TASK REQUIREMENTS: An exact reproduction of all entries is required.
RECORDS FOR THE TASK: Begin
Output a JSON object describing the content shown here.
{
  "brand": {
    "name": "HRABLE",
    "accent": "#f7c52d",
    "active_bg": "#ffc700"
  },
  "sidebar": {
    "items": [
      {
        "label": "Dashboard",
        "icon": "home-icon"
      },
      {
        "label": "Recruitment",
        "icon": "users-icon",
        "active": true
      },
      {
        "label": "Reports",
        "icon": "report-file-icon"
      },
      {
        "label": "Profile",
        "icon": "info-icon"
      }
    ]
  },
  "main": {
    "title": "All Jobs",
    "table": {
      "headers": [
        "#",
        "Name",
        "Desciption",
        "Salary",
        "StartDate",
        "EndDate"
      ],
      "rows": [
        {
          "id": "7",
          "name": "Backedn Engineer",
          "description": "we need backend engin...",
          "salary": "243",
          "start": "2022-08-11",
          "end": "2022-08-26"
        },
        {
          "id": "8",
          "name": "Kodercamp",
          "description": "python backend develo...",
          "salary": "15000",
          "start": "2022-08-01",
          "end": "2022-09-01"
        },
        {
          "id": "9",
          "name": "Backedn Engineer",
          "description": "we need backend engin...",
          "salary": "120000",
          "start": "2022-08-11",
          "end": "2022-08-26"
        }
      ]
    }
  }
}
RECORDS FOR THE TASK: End
RESPONSE AREA:
Output a JSON object describing the content shown here.
{
  "brand": {
    "name": "HRABLE",
    "accent": "#f7c52d",
    "active_bg": "#ffc700"
  },
  "sidebar": {
    "items": [
      {
        "label": "Dashboard",
        "icon": "home-icon"
      },
      {
        "label": "Recruitment",
        "icon": "users-icon",
        "active": true
      },
      {
        "label": "Reports",
        "icon": "report-file-icon"
      },
      {
        "label": "Profile",
        "icon": "info-icon"
      }
    ]
  },
  "main": {
    "title": "All Jobs",
    "table": {
      "headers": [
        "#",
        "Name",
        "Desciption",
        "Salary",
        "StartDate",
        "EndDate"
      ],
      "rows": [
        {
          "id": "7",
          "name": "Backedn Engineer",
          "description": "we need backend engin...",
          "salary": "243",
          "start": "2022-08-11",
          "end": "2022-08-26"
        },
        {
          "id": "8",
          "name": "Kodercamp",
          "description": "python backend develo...",
          "salary": "15000",
          "start": "2022-08-01",
          "end": "2022-09-01"
        },
        {
          "id": "9",
          "name": "Backedn Engineer",
          "description": "we need backend engin...",
          "salary": "120000",
          "start": "2022-08-11",
          "end": "2022-08-26"
        }
      ]
    }
  }
}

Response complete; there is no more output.